# Exercise input
:::
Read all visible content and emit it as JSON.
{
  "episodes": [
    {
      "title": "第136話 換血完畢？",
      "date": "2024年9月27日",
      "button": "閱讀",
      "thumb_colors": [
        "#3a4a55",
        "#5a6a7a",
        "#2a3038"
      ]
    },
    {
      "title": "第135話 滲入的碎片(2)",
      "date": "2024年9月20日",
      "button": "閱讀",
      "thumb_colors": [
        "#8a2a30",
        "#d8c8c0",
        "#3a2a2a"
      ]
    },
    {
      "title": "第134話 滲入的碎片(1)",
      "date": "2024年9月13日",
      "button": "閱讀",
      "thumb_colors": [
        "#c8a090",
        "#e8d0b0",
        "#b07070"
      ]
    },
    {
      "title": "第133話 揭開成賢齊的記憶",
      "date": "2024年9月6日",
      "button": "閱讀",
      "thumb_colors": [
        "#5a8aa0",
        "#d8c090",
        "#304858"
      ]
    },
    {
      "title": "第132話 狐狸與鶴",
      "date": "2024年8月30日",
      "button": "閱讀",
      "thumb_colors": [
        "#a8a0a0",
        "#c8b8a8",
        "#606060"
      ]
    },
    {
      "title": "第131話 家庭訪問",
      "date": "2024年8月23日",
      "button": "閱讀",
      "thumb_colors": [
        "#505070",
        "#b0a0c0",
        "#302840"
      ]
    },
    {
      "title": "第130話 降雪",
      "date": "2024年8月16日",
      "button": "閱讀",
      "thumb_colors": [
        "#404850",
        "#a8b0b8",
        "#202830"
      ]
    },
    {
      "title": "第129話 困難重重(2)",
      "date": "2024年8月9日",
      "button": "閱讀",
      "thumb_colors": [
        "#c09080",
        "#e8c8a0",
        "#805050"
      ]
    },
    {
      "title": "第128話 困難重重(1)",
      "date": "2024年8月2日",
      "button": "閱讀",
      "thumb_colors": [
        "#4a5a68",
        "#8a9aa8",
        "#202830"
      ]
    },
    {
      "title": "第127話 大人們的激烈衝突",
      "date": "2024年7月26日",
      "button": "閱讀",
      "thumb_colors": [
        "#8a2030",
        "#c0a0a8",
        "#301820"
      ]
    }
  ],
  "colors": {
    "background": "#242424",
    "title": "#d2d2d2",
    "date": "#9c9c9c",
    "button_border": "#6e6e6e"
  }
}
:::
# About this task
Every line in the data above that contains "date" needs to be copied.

# Response area
      "date": "2024年9月27日",
      "date": "2024年9月20日",
      "date": "2024年9月13日",
      "date": "2024年9月6日",
      "date": "2024年8月30日",
      "date": "2024年8月23日",
      "date": "2024年8月16日",
      "date": "2024年8月9日",
      "date": "2024年8月2日",
      "date": "2024年7月26日",
    "date": "#9c9c9c",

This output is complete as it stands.